- **What the task requires**:
Go through the listing below and return each line that includes "name".

───

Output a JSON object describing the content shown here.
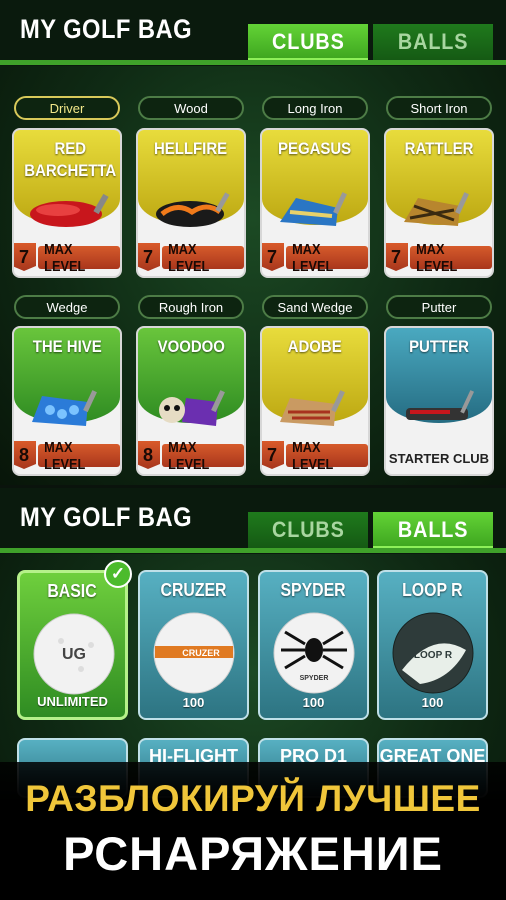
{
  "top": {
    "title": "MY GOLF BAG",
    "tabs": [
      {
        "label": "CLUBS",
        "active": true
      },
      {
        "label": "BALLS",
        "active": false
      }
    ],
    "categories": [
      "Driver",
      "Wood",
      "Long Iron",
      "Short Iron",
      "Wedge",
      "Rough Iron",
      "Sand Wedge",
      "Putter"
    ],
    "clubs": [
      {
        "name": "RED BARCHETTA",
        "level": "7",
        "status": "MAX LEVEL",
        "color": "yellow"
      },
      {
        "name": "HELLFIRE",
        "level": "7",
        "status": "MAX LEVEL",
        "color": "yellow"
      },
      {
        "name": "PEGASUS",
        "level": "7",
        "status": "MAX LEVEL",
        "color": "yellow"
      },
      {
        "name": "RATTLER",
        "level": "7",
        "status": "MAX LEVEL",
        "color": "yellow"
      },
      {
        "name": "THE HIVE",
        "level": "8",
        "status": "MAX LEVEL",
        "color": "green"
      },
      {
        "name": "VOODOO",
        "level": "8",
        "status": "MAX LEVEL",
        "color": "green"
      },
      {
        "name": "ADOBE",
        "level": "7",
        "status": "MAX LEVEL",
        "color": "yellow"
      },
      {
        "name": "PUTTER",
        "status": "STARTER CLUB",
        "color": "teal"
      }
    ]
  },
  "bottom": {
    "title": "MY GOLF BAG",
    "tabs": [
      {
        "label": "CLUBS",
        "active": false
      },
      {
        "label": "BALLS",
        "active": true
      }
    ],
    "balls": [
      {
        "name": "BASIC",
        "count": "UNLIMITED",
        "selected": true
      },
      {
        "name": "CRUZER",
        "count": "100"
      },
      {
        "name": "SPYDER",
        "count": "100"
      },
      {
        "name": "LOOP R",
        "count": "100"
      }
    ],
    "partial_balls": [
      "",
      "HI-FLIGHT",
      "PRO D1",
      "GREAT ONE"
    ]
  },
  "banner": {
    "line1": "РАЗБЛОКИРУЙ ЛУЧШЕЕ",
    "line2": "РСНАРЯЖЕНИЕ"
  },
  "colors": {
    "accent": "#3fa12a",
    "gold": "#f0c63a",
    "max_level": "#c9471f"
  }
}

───

- **Task output**:
        "name": "RED BARCHETTA",
        "name": "HELLFIRE",
        "name": "PEGASUS",
        "name": "RATTLER",
        "name": "THE HIVE",
        "name": "VOODOO",
        "name": "ADOBE",
        "name": "PUTTER",
        "name": "BASIC",
        "name": "CRUZER",
        "name": "SPYDER",
        "name": "LOOP R",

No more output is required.